My jaw slackens. Ego much?
“Hmmm.” I step to the side and head to his motorbike. “I’m glad you brought a second helmet.”
PJ turns and follows me, I step around the bike, using it as a barrier.
He places a hand on the leather seat. “You wanted to come for a ride?”
Eyes wide with mock shock connect with molten maple. “Don’t you need it for your ego?”
Instead of looking insulted, PJ grins. A wide, teeth-glinting, eye-wrinkling grin. “I think I might; it just got one heck of a hit.”
I cross my arms, glad I can do it safely this time thanks to my Personal Protective Equipment.
PJ brings one hand up to stroke his chin. “So you’re not here to see me.”
“Difficult to imagine, isn’t it?”
“What else would bring you here?”
Those delicious lips twitch.
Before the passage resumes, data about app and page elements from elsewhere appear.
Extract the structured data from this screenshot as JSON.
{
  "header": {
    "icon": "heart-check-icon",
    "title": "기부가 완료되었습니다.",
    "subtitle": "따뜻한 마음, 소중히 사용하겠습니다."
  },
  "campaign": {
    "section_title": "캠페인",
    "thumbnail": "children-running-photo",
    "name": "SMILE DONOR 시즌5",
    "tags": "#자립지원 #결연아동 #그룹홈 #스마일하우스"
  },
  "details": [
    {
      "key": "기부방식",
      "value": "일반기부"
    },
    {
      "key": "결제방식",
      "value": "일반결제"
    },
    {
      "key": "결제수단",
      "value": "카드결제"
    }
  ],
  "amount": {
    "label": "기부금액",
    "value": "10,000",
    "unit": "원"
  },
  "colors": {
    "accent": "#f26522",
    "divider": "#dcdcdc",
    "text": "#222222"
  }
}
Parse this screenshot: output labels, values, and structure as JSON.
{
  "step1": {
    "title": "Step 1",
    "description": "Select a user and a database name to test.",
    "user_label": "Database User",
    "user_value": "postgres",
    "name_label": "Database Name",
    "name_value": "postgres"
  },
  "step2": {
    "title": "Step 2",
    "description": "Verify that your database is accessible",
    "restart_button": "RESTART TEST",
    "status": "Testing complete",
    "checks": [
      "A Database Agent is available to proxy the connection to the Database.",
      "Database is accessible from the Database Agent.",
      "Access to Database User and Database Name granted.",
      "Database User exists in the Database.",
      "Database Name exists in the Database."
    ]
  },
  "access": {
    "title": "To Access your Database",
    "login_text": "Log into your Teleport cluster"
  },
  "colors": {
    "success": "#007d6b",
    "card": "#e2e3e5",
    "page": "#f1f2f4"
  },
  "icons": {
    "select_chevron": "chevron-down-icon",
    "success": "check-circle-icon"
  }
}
He knows exactly why I’m here. I’m not much of a blusher, but being here, for a therapy group for a phobia I don’t have, wearing the freaky lengths I have to go to avoid touch seems like a pretty good time to blush.
But I didn’t wear a balaclava, so instead, I own it. “I have ablutophobia.”
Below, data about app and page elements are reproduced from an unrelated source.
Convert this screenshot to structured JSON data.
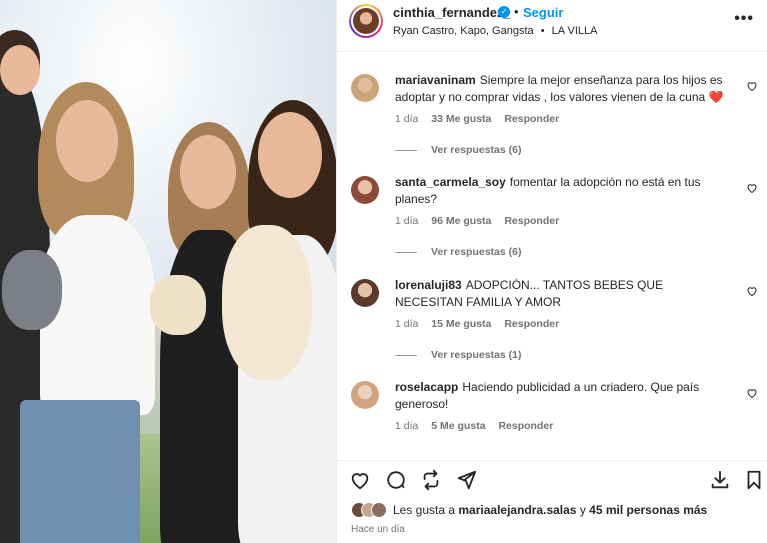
{
  "post": {
    "username": "cinthia_fernandez_",
    "verified": true,
    "follow_label": "Seguir",
    "audio": "Ryan Castro, Kapo, Gangsta",
    "location": "LA VILLA",
    "audio_sep": "•"
  },
  "comments": [
    {
      "user": "mariavaninam",
      "text": "Siempre la mejor enseñanza para los hijos es adoptar y no comprar vidas , los valores vienen de la cuna",
      "emoji": "❤️",
      "time": "1 día",
      "likes": "33 Me gusta",
      "reply_label": "Responder",
      "view_replies": "Ver respuestas (6)"
    },
    {
      "user": "santa_carmela_soy",
      "text": "fomentar la adopción no está en tus planes?",
      "emoji": "",
      "time": "1 día",
      "likes": "96 Me gusta",
      "reply_label": "Responder",
      "view_replies": "Ver respuestas (6)"
    },
    {
      "user": "lorenaluji83",
      "text": "ADOPCIÓN... TANTOS BEBES QUE NECESITAN FAMILIA Y AMOR",
      "emoji": "",
      "time": "1 día",
      "likes": "15 Me gusta",
      "reply_label": "Responder",
      "view_replies": "Ver respuestas (1)"
    },
    {
      "user": "roselacapp",
      "text": "Haciendo publicidad a un criadero. Que país generoso!",
      "emoji": "",
      "time": "1 día",
      "likes": "5 Me gusta",
      "reply_label": "Responder",
      "view_replies": ""
    }
  ],
  "likes": {
    "prefix": "Les gusta a",
    "user": "mariaalejandra.salas",
    "middle": "y",
    "count": "45 mil personas más"
  },
  "posted": "Hace un día",
  "colors": {
    "accent": "#0095f6",
    "text": "#262626",
    "muted": "#737373",
    "heart": "#e0245e"
  },
  "icons": [
    "heart-icon",
    "comment-icon",
    "repost-icon",
    "share-icon",
    "download-icon",
    "bookmark-icon",
    "more-icon",
    "verified-icon"
  ]
}
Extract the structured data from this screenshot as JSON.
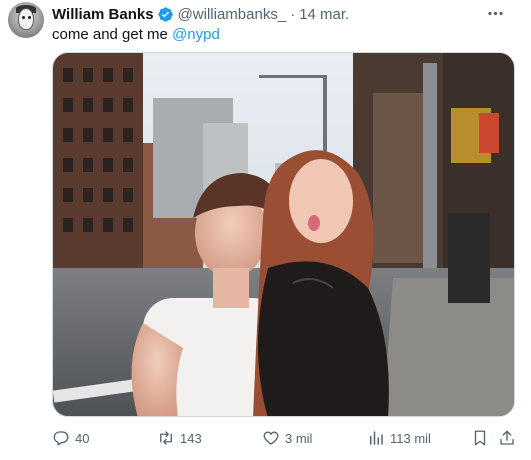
{
  "tweet": {
    "author_name": "William Banks",
    "handle": "@williambanks_",
    "separator": "·",
    "date": "14 mar.",
    "text_prefix": "come and get me ",
    "mention": "@nypd"
  },
  "actions": {
    "replies": "40",
    "retweets": "143",
    "likes": "3 mil",
    "views": "113 mil"
  },
  "colors": {
    "accent": "#1d9bf0",
    "secondary_text": "#536471",
    "primary_text": "#0f1419"
  },
  "icons": [
    "verified-badge-icon",
    "more-options-icon",
    "reply-icon",
    "retweet-icon",
    "like-icon",
    "views-icon",
    "bookmark-icon",
    "share-icon"
  ]
}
PJ’s eyes stray to my lips. “Well, it’s not a fear of brownies.”
I resist the urge to lick their suddenly dry surface. “Or the repeated use of pick-up lines.”
PJ chuckles, and it’s a sound that reminds me of crème brûlée, smooth and moreish. “Maybe it’s a phobia of stepping up to a challenge.”
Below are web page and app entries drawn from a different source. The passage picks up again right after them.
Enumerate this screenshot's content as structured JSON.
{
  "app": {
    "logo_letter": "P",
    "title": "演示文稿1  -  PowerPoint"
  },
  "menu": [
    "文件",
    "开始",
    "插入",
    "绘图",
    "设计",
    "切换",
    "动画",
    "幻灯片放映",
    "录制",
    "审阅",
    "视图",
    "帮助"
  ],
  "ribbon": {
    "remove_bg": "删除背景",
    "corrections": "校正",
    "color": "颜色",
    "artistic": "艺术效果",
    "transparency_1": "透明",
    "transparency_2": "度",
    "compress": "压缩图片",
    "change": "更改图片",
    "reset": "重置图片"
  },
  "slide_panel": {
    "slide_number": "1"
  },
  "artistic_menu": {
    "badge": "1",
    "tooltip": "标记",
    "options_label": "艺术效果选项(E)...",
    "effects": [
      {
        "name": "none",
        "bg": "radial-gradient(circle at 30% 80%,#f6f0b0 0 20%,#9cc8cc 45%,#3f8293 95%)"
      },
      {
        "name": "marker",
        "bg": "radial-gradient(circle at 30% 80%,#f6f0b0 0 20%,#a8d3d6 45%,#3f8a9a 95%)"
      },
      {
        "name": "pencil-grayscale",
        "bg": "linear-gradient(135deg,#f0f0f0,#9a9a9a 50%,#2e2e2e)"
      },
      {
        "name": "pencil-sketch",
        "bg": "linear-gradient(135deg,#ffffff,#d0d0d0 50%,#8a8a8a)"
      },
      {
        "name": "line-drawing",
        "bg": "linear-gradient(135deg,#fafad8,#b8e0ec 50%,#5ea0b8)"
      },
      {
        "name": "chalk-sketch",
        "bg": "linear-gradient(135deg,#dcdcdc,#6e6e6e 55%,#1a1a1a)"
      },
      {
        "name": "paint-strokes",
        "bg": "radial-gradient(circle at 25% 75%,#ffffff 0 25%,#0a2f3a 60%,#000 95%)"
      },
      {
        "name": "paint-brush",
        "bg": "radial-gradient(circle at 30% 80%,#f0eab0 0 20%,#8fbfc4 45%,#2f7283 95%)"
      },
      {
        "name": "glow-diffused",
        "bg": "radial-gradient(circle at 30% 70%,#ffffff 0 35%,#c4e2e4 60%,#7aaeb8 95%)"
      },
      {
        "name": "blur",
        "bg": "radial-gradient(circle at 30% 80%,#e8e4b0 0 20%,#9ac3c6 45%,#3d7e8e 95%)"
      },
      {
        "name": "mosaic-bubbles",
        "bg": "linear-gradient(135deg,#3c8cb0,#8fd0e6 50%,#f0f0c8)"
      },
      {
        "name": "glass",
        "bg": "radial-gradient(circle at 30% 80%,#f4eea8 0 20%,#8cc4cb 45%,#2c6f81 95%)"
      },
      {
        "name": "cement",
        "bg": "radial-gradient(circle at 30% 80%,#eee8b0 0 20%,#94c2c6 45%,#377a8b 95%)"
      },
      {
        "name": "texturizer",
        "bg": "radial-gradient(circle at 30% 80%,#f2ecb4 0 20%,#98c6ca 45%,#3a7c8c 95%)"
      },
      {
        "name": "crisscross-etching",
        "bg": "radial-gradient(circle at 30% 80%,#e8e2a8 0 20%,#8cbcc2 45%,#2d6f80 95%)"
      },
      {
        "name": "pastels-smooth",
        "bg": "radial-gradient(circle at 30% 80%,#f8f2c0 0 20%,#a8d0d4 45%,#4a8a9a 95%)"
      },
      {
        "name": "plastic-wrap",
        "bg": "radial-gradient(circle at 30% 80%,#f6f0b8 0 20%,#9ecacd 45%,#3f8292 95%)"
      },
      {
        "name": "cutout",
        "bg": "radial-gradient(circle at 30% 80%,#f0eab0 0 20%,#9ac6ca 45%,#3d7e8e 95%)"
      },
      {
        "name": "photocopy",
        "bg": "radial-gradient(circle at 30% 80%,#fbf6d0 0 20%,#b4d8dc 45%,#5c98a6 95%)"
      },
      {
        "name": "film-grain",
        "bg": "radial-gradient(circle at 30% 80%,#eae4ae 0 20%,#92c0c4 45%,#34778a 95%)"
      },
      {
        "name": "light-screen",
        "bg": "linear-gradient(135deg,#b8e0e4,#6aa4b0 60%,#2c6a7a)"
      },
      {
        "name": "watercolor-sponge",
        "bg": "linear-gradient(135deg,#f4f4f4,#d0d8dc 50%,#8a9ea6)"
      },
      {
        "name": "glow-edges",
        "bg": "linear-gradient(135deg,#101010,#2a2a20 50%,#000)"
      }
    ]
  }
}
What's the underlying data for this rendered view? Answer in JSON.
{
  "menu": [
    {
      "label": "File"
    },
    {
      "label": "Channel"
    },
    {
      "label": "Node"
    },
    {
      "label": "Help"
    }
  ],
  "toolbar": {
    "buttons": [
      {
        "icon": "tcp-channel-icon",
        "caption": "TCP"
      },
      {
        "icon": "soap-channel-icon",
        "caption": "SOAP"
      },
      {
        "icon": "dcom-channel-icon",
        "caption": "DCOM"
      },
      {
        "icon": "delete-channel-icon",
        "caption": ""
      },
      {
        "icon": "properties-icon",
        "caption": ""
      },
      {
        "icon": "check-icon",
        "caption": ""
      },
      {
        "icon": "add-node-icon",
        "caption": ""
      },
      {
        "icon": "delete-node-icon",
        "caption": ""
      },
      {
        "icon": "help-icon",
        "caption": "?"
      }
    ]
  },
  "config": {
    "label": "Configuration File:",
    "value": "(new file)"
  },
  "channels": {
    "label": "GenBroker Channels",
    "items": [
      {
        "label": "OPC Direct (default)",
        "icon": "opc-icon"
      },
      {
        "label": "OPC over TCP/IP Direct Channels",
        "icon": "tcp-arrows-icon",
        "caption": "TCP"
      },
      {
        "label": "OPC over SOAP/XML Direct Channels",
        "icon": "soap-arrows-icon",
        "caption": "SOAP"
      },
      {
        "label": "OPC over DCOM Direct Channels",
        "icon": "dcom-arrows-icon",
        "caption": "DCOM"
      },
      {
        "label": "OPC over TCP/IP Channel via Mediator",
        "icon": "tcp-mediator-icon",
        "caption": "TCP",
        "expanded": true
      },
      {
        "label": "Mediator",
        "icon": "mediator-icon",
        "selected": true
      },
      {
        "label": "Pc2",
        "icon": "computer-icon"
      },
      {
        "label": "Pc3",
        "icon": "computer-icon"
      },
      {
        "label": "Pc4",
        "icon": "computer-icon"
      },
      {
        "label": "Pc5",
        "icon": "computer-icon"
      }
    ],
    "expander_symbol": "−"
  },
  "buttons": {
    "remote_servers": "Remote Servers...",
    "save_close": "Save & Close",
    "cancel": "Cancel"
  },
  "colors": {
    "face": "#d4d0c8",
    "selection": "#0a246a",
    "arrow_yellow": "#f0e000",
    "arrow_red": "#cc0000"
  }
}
That has me straightening. Everything in my impulsive but necessarily inhibited personality loves a challenge. PJ quirks a brow, and leans forward, placing both hands on the seat. The position pushes his shoulders forward, focuses my attention on those biceps. Mr. Sexy-Comes-Naturally is waiting for me to pick up the gauntlet.
Sensations and sights sharpen. Those molten maple pools watching me. The heat pressing against my body. Those Adonis lips parting on an inhale. The bead of sweat raking down my spine.
I lean forward, and my eyes widen the moment my next sense registers something. A scent, the kind of scent that has your head tilting reflexively, your mouth opening just a touch to see if it will land on your tongue.
I don’t know what amber smells like, but I think this could be it. Woodsy, spicy…tempting…moreish. It’s the kind of smell that makes you wish you could spend more time breathing in than out. One hand reaches out to the red plastic fender rising from the back of the bike. The moment woven cotton presses into my fingertips, rather than smooth plastic warmed by the sun, I stop. It’s all I need to return me to reality.
I take a step back, having to mentally force my nose to follow. PJ was never meant get close enough to smell, because exactly what I thought would happen just happened.
He smells as good as he looks, and I don’t need any more temptation to fight.
I take another step back. “You’ve got the wrong girl, PJ.”
PJ exhales, possibly because of the pent-up tension, but probably out of frustration. “It seems we have one thing in common, Casey.”
With another step back I decide it’s safe to ask. “What’s that?”
PJ straightens, his eyes twinkling. “We both love a challenge.”
I start to walk backwards, shaking my head. “The difference is I can pick a lost cause.”
I turn and start creating even more distance between us. I walk away from hot, seAxy, available maple, knowing this is what I need to do. Telling PJ, with everything I can, he’s wasting his time.
“See you at mini motos.”
I keep walking. The tenacity is admirable and flattering, but wasted. “I’m not going.” I call over my shoulder.
“Don’t forget to bring your little brother.”
I shake my head, glad PJ can see that and not my smile. Sure, I love to look, I like the flirting, and I’d love to be someone that could go there.
But PJ is the last person I plan on touching.
A school psychologist by day, Tamar channels her passion for books into creating young adult stories about discovering life and love beyond our comfort zones. She is the award-winning author of the Prime Prophecy and Touched by Love Series. Tamar is also the author of PsychWriter: where psychology meets writing, a blog that supports and extends writers.
When not reading, writing or working with teens, Tamar can be found with her ever-patient husband and two beautiful sons enjoying country life on their small acreage in the Australian bush.
Tamar finds it deeply rewarding to share her stories and she loves to hear from her readers and fellow lovers of all things book related. You can find her at